● WHAT THE TASK REQUIRES
Report the count, and only the count, of lines in the records that include the word "JSON".
Segment Start: SUPPLIED ENTRIES
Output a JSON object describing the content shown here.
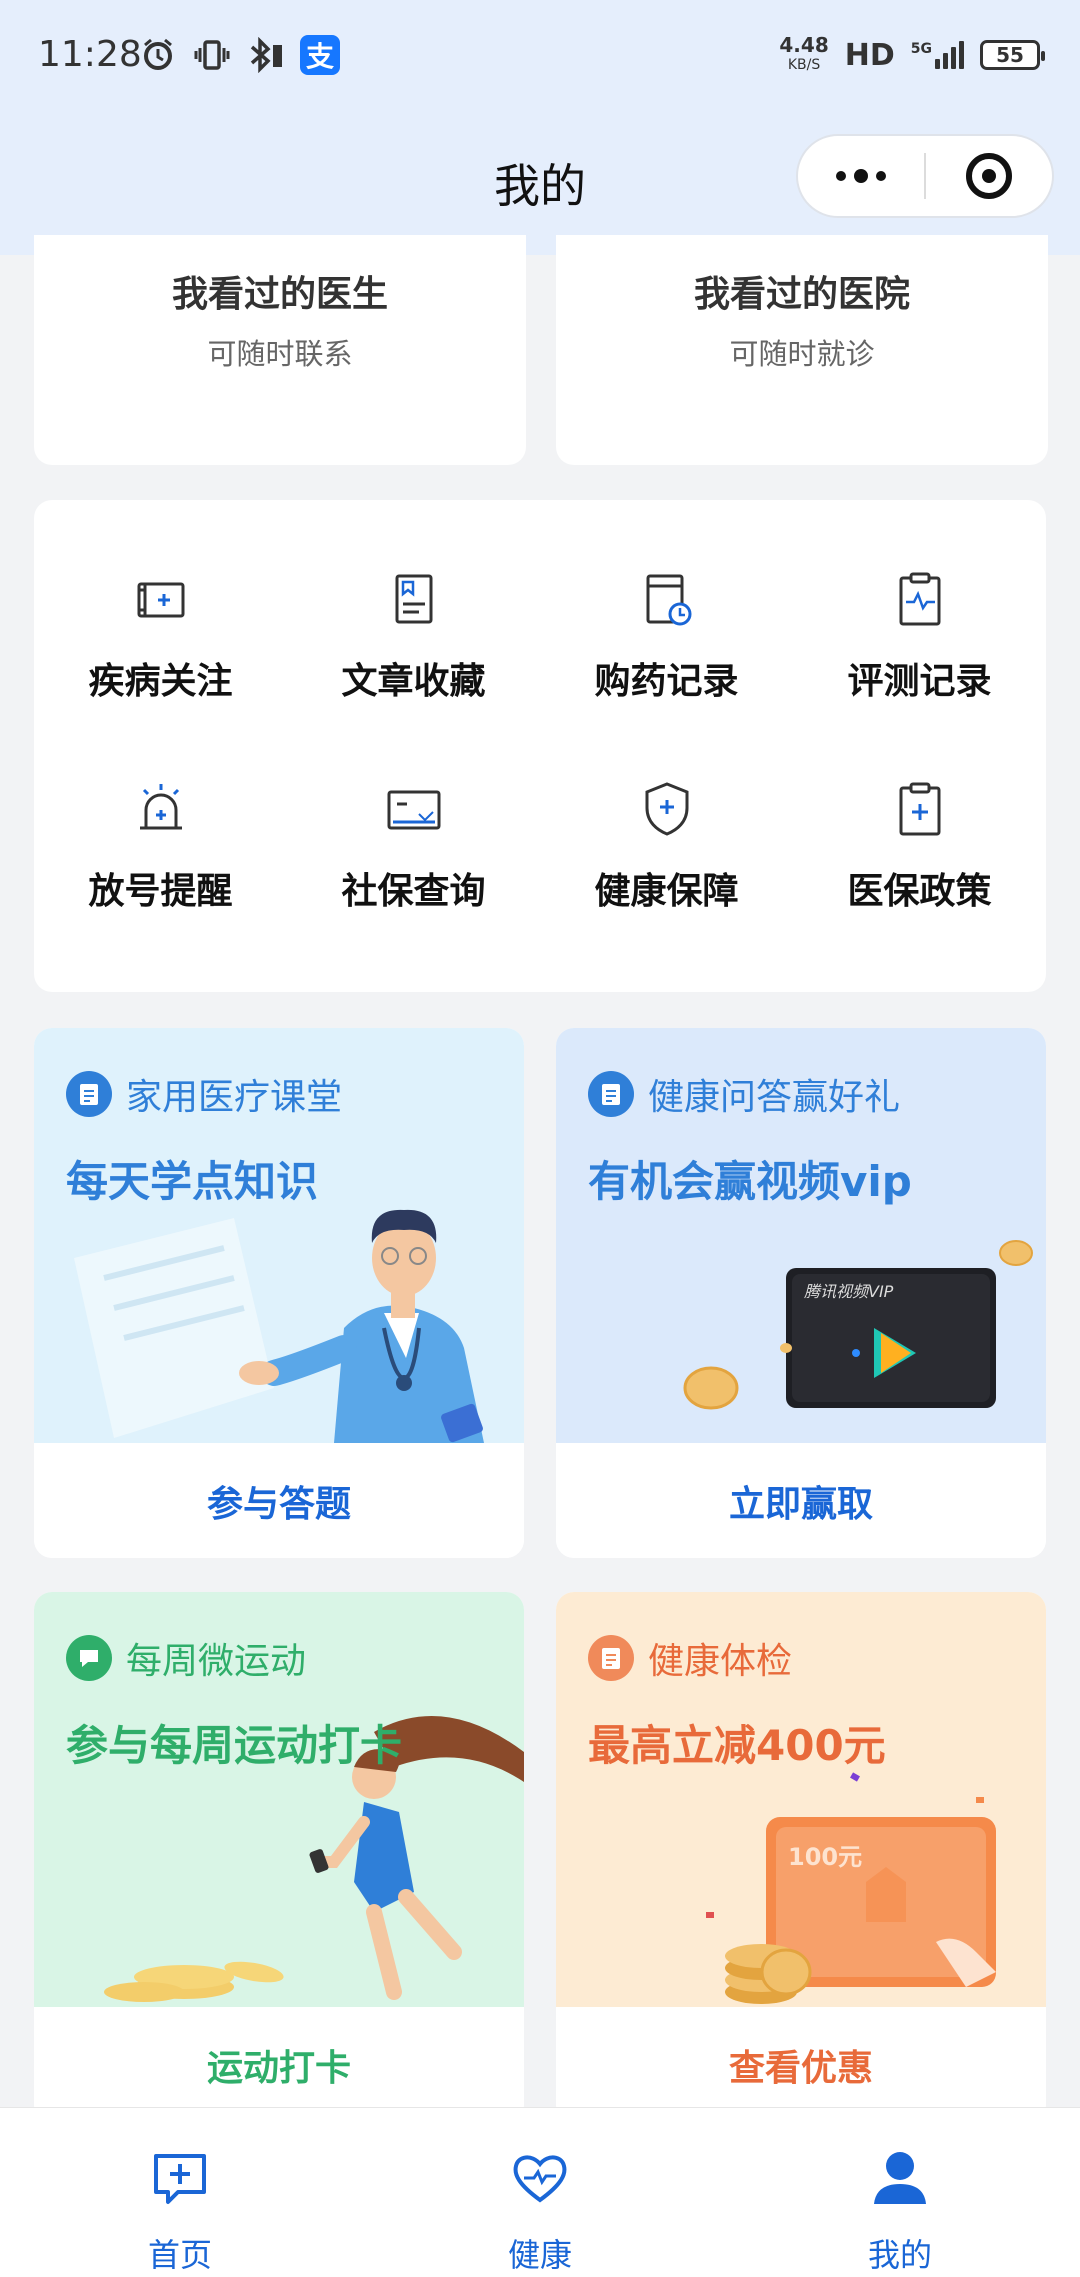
{
  "status_bar": {
    "time": "11:28",
    "net_speed": "4.48",
    "net_unit": "KB/S",
    "hd": "HD",
    "network": "5G",
    "battery": "55",
    "icons": [
      "alarm-icon",
      "vibrate-icon",
      "bluetooth-icon",
      "alipay-icon"
    ]
  },
  "nav": {
    "title": "我的",
    "icons": [
      "more-dots-icon",
      "close-target-icon"
    ]
  },
  "history": [
    {
      "title": "我看过的医生",
      "subtitle": "可随时联系"
    },
    {
      "title": "我看过的医院",
      "subtitle": "可随时就诊"
    }
  ],
  "services": [
    {
      "label": "疾病关注",
      "icon": "disease-follow-icon"
    },
    {
      "label": "文章收藏",
      "icon": "article-bookmark-icon"
    },
    {
      "label": "购药记录",
      "icon": "medicine-record-icon"
    },
    {
      "label": "评测记录",
      "icon": "assessment-record-icon"
    },
    {
      "label": "放号提醒",
      "icon": "alarm-bell-icon"
    },
    {
      "label": "社保查询",
      "icon": "social-insurance-icon"
    },
    {
      "label": "健康保障",
      "icon": "health-shield-icon"
    },
    {
      "label": "医保政策",
      "icon": "medical-policy-icon"
    }
  ],
  "promos": [
    {
      "category": "家用医疗课堂",
      "headline": "每天学点知识",
      "action": "参与答题",
      "accent": "#2f7fd8",
      "bg": "#dff2fc"
    },
    {
      "category": "健康问答赢好礼",
      "headline": "有机会赢视频vip",
      "action": "立即赢取",
      "accent": "#2f7fd8",
      "bg": "#dbe9fb",
      "vip_card_text": "腾讯视频VIP"
    },
    {
      "category": "每周微运动",
      "headline": "参与每周运动打卡",
      "action": "运动打卡",
      "accent": "#2fae6a",
      "bg": "#d9f5e6"
    },
    {
      "category": "健康体检",
      "headline": "最高立减400元",
      "action": "查看优惠",
      "accent": "#e86a3a",
      "bg": "#fdebd3",
      "coupon_text": "100元"
    }
  ],
  "tabs": [
    {
      "label": "首页",
      "icon": "home-chat-plus-icon"
    },
    {
      "label": "健康",
      "icon": "health-heart-icon"
    },
    {
      "label": "我的",
      "icon": "user-profile-icon",
      "active": true
    }
  ],
  "colors": {
    "header_bg": "#e5eefc",
    "primary_blue": "#1a66d6",
    "page_bg": "#f2f3f5"
  }
}
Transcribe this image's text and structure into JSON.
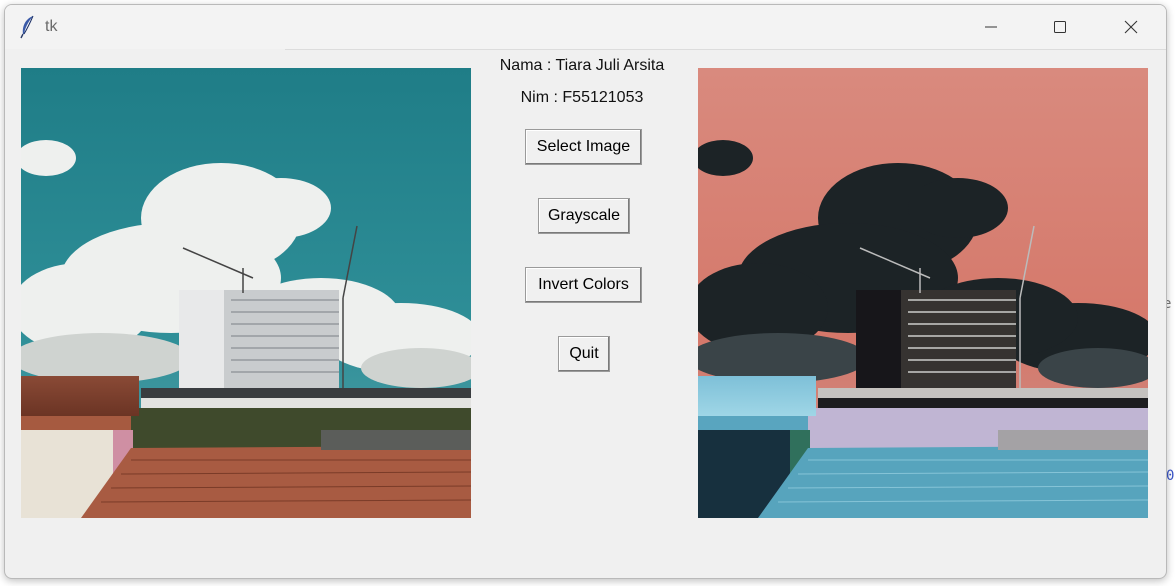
{
  "window": {
    "title": "tk",
    "controls": {
      "minimize": "minimize-icon",
      "maximize": "maximize-icon",
      "close": "close-icon"
    }
  },
  "info": {
    "name_label": "Nama : Tiara Juli Arsita",
    "nim_label": "Nim : F55121053"
  },
  "buttons": {
    "select_image": "Select Image",
    "grayscale": "Grayscale",
    "invert_colors": "Invert Colors",
    "quit": "Quit"
  },
  "images": {
    "original": "original-photo",
    "processed": "inverted-photo"
  },
  "background_fragments": {
    "right_edge_char_1": "e",
    "right_edge_char_2": "0"
  }
}
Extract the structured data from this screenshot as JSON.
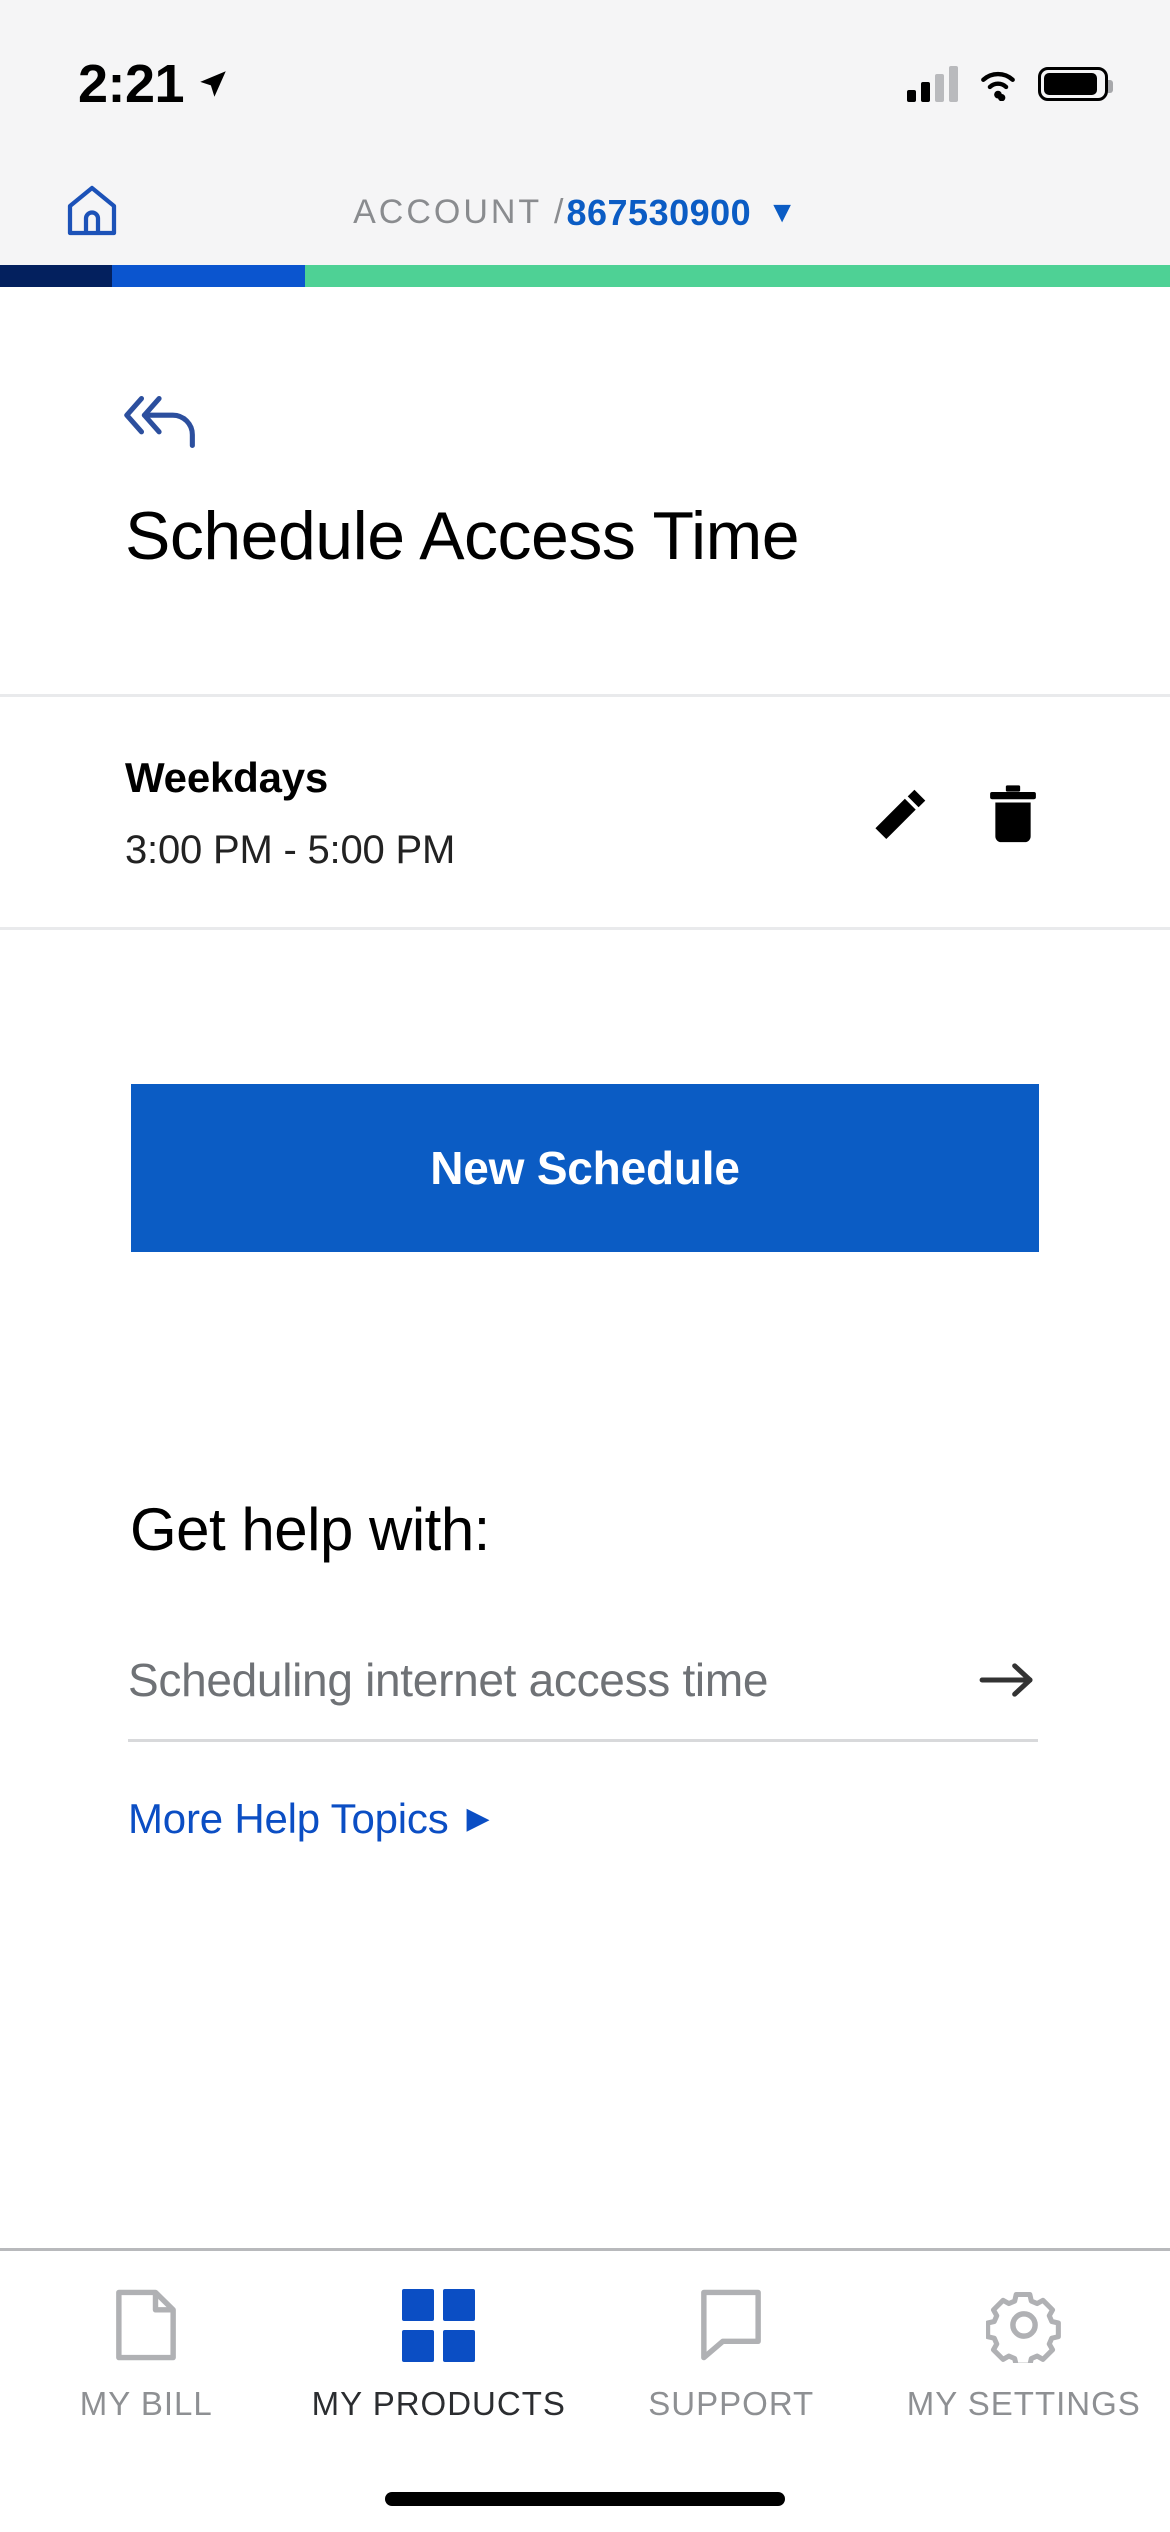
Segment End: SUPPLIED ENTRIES
● REPLY TO THE TASK
3